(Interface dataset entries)
|---|

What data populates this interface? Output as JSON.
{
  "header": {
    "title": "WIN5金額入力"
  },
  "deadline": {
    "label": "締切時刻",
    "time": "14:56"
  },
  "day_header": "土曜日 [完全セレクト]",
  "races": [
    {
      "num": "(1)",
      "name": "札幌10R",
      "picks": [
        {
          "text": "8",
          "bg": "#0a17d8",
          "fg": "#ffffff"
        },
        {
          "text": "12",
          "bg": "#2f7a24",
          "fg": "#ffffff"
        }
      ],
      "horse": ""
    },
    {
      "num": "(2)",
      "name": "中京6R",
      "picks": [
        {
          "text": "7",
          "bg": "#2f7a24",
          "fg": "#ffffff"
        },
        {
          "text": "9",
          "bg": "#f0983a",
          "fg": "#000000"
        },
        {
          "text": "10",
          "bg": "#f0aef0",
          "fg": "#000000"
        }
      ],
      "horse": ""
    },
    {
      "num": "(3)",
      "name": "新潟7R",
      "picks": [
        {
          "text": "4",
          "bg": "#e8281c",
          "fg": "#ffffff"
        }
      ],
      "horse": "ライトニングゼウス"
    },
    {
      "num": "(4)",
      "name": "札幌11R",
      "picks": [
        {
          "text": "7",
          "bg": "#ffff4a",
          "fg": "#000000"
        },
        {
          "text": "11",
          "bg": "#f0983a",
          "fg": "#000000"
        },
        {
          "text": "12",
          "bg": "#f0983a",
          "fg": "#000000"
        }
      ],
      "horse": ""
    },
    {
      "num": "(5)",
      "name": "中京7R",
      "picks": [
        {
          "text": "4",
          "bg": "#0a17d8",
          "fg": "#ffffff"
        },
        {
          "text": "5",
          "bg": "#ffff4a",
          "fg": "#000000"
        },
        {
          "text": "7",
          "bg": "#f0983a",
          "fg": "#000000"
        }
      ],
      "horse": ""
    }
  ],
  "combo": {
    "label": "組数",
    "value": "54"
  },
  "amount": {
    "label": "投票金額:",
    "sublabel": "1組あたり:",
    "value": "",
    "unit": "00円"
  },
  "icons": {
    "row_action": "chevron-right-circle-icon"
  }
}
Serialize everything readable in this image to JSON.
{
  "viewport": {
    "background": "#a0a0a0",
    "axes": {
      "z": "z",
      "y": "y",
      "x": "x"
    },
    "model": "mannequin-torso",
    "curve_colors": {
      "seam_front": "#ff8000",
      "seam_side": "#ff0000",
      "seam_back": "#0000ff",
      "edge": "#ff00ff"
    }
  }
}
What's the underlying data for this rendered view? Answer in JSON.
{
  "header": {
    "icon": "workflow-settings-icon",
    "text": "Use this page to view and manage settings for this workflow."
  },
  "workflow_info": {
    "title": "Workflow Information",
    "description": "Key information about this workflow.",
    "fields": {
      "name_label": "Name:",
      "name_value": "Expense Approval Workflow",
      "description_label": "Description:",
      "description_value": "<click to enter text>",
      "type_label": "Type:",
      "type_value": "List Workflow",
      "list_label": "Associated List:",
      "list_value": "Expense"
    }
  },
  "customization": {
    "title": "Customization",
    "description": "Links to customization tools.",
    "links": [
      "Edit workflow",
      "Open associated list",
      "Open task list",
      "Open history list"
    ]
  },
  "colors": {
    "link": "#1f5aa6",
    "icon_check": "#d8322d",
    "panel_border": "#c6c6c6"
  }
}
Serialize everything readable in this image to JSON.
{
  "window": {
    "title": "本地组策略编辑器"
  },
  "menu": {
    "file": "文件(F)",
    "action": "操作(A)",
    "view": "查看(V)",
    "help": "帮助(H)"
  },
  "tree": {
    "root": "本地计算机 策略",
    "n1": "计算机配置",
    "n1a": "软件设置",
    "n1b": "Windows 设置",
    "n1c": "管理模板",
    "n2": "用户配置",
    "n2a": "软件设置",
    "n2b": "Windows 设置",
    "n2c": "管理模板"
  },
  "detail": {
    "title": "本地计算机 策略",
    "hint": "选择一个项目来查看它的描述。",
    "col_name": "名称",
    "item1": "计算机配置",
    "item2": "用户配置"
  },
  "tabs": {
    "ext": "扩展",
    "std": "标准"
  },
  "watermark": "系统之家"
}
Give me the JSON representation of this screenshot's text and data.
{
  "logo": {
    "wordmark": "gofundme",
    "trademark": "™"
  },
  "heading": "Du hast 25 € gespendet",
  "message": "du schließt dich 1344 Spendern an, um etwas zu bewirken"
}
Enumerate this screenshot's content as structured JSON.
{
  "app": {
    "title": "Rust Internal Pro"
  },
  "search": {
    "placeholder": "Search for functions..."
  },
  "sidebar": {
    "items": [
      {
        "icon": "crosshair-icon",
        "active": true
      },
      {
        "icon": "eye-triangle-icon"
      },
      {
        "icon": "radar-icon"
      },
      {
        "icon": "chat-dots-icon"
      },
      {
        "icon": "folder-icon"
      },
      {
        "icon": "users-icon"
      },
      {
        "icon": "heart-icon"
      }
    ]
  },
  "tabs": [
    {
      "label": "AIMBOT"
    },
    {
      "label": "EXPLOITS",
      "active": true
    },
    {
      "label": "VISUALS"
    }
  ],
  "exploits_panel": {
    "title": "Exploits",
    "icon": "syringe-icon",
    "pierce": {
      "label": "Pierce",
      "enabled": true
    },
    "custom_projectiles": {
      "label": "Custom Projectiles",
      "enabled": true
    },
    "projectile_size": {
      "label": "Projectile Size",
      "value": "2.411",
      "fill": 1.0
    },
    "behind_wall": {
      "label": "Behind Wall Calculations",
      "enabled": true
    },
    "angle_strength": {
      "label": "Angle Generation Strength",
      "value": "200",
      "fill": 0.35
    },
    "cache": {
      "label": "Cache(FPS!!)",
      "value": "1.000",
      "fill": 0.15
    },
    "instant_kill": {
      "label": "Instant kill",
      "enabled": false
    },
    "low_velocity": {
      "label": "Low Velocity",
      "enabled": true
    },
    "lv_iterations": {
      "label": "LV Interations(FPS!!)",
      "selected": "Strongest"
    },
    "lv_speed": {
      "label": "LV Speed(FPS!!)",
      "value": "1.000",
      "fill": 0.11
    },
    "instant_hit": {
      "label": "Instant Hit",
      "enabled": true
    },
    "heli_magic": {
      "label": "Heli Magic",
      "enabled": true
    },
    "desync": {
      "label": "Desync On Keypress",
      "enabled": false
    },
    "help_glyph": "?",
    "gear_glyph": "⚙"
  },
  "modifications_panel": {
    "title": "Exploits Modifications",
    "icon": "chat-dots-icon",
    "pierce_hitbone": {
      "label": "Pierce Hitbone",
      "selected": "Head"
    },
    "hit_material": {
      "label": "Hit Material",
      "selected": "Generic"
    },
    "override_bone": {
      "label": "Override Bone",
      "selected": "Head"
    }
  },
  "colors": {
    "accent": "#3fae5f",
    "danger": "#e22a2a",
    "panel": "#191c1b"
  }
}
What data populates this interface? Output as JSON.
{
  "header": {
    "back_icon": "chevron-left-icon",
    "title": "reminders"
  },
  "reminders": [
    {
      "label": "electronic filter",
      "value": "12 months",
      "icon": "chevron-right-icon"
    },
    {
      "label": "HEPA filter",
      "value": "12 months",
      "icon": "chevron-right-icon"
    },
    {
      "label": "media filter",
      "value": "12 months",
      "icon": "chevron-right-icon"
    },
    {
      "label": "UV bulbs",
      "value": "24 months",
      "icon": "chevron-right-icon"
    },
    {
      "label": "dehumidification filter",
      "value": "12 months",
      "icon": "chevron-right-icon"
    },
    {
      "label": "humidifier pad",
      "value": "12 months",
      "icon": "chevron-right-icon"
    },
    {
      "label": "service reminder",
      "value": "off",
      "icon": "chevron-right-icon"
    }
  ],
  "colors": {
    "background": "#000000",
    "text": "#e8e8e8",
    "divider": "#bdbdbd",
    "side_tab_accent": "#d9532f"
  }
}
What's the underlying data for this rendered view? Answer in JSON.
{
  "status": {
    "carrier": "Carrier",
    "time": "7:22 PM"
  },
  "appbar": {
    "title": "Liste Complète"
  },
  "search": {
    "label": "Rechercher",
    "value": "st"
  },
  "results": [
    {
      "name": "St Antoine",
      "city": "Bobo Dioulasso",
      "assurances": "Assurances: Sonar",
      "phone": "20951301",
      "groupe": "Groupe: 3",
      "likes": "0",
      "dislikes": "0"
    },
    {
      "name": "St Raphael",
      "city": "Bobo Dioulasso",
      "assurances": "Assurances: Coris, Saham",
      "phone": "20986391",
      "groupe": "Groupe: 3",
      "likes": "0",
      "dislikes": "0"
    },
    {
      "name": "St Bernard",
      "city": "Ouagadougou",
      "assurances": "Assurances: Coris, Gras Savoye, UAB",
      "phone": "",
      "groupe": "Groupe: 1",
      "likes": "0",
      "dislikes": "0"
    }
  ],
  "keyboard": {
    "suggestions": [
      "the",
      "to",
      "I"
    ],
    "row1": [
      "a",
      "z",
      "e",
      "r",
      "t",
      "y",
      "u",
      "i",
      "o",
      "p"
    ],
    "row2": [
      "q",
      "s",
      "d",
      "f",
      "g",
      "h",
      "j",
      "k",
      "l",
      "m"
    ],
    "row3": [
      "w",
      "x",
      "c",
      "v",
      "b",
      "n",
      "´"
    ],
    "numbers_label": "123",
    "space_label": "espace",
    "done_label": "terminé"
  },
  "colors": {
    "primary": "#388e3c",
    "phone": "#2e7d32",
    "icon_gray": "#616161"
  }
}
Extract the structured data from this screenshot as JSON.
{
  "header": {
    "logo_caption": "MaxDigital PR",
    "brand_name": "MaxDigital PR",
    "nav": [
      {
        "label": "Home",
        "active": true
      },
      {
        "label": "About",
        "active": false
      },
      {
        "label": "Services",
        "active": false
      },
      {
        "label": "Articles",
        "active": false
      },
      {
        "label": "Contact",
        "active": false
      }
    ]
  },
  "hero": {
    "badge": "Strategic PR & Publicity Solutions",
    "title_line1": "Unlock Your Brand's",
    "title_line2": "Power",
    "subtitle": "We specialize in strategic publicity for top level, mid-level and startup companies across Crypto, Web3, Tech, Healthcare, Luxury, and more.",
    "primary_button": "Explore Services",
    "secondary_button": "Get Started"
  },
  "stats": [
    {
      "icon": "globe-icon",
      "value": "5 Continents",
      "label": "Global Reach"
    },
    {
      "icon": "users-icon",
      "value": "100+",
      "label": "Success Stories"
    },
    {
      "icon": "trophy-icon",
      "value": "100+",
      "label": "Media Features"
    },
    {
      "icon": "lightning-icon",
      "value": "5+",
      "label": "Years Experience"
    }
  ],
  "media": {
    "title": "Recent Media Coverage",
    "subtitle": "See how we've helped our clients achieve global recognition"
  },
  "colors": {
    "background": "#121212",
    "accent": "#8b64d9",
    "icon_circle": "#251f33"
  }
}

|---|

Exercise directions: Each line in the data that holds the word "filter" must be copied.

Result of the exercise:
      "label": "electronic filter",
      "label": "HEPA filter",
      "label": "media filter",
      "label": "dehumidification filter",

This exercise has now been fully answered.